Pull every line with "name" from the data.

START Data for processing

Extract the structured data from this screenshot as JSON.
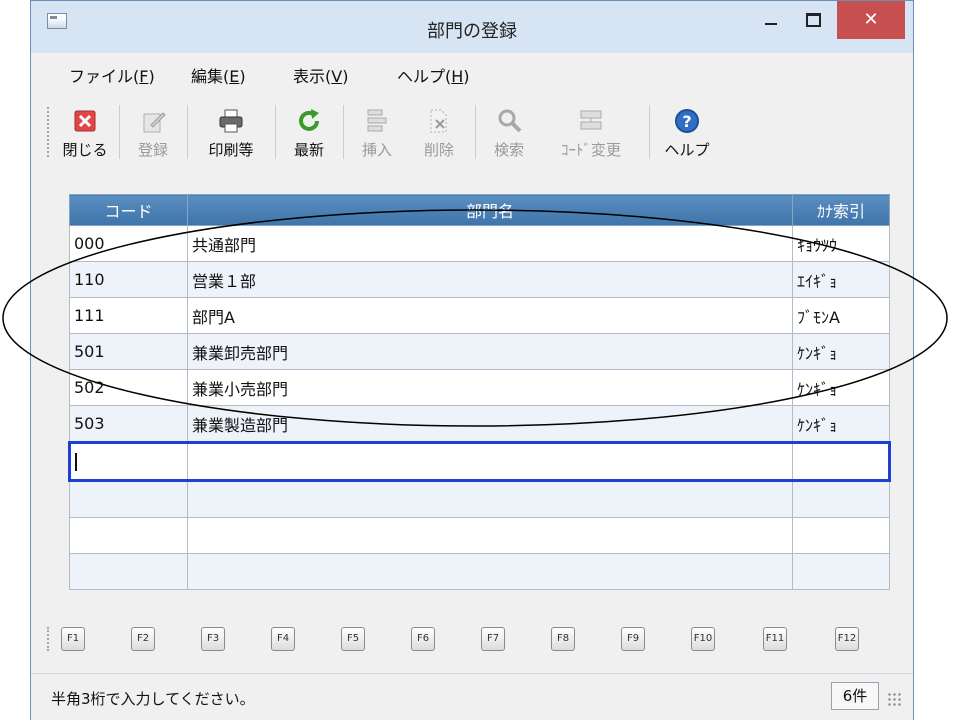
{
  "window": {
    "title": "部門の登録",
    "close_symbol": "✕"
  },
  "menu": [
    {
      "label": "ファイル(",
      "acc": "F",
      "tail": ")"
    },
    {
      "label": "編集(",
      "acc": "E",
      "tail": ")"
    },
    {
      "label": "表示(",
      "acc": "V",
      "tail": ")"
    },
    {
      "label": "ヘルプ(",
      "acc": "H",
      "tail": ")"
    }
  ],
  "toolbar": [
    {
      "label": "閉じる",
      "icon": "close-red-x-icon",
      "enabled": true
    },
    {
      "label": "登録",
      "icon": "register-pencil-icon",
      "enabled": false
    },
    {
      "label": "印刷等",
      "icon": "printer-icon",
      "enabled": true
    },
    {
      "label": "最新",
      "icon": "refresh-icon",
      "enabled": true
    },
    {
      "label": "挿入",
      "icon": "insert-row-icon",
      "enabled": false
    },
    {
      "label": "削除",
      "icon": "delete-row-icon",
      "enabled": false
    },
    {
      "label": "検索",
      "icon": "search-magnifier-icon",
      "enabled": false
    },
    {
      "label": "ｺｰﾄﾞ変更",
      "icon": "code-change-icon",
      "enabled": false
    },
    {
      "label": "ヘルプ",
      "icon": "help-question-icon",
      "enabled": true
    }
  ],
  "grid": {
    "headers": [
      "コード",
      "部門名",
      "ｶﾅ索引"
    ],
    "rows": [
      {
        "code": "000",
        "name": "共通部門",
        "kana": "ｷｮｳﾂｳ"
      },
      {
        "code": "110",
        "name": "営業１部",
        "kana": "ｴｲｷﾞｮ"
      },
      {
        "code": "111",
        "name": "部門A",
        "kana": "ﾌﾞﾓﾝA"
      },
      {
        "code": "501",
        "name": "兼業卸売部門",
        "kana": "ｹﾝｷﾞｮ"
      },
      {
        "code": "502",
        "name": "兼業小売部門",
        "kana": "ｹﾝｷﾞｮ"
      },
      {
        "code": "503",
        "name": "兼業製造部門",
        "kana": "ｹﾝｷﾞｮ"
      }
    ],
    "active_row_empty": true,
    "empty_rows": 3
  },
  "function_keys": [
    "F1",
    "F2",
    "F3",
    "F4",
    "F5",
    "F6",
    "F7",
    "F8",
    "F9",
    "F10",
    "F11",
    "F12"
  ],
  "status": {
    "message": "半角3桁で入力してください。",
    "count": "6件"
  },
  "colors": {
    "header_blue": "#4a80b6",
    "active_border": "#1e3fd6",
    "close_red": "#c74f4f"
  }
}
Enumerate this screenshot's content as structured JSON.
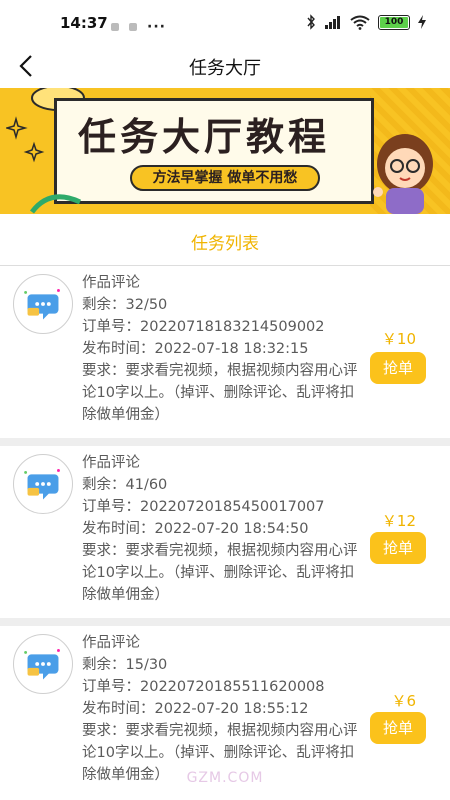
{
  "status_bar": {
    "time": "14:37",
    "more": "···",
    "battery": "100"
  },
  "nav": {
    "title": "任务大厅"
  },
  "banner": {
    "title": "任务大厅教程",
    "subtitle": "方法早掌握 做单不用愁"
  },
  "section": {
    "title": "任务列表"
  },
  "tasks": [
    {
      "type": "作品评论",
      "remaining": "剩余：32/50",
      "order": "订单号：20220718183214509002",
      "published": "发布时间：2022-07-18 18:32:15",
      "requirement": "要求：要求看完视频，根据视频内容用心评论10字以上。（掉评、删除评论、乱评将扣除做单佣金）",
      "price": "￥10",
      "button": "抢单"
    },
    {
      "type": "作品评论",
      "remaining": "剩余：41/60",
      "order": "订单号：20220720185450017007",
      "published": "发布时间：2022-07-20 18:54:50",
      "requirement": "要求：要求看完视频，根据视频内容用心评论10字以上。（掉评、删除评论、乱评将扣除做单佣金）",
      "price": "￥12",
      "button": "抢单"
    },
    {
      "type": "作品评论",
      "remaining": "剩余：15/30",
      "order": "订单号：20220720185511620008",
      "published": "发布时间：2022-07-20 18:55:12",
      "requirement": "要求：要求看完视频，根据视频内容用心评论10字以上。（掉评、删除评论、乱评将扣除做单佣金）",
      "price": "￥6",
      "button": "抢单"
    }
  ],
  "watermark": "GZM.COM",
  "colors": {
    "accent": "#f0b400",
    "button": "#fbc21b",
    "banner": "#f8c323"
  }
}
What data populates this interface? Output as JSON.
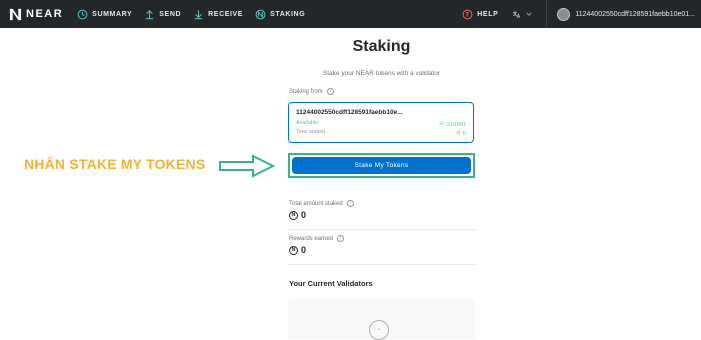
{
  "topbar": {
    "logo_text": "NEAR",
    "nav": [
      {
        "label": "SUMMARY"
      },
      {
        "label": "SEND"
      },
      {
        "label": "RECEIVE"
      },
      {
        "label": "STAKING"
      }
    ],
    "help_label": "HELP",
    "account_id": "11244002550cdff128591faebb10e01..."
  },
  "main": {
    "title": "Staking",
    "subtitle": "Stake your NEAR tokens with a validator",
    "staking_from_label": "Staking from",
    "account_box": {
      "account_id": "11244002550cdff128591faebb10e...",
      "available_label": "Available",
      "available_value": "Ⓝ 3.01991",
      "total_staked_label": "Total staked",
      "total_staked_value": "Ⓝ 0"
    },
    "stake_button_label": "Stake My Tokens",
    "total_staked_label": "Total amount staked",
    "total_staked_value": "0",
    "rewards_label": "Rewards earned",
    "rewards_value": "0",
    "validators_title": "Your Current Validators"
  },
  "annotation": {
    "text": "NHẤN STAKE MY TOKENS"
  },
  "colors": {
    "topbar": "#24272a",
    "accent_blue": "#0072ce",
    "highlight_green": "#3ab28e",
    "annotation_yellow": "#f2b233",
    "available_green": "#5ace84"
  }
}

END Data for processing

◆ **Expected answer**:
        "name": "共通部門",
        "name": "営業１部",
        "name": "部門A",
        "name": "兼業卸売部門",
        "name": "兼業小売部門",
        "name": "兼業製造部門",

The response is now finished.